DATA TO EXAMINE:
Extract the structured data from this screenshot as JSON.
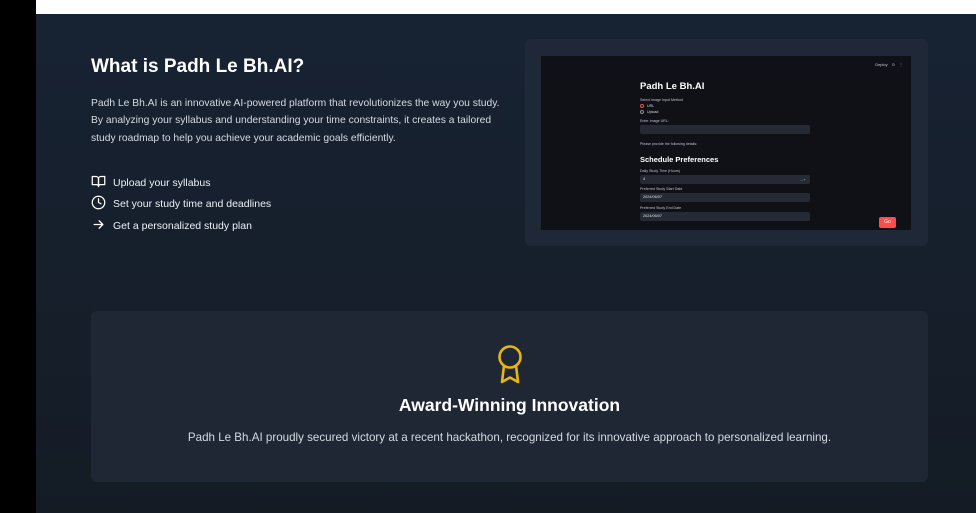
{
  "about": {
    "title": "What is Padh Le Bh.AI?",
    "description": "Padh Le Bh.AI is an innovative AI-powered platform that revolutionizes the way you study. By analyzing your syllabus and understanding your time constraints, it creates a tailored study roadmap to help you achieve your academic goals efficiently.",
    "features": [
      {
        "icon": "book-open-icon",
        "label": "Upload your syllabus"
      },
      {
        "icon": "clock-icon",
        "label": "Set your study time and deadlines"
      },
      {
        "icon": "arrow-right-icon",
        "label": "Get a personalized study plan"
      }
    ]
  },
  "preview": {
    "topbar": [
      "Deploy",
      "⊙",
      "⋮"
    ],
    "title": "Padh Le Bh.AI",
    "input_method_label": "Select Image Input Method",
    "radio_options": [
      {
        "label": "URL",
        "selected": true
      },
      {
        "label": "Upload",
        "selected": false
      }
    ],
    "url_label": "Enter Image URL:",
    "details_prompt": "Please provide the following details:",
    "schedule_heading": "Schedule Preferences",
    "daily_time_label": "Daily Study Time (Hours)",
    "daily_time_value": "4",
    "start_date_label": "Preferred Study Start Date",
    "start_date_value": "2024/06/07",
    "end_date_label": "Preferred Study End Date",
    "end_date_value": "2024/06/07",
    "button_label": "Go"
  },
  "award": {
    "icon": "award-icon",
    "title": "Award-Winning Innovation",
    "description": "Padh Le Bh.AI proudly secured victory at a recent hackathon, recognized for its innovative approach to personalized learning."
  },
  "colors": {
    "background": "#161f2b",
    "card": "#1e2733",
    "accent_gold": "#e5b611",
    "streamlit_red": "#ff4b4b"
  }
}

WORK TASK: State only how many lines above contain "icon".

PROBLEM SOLUTION: 4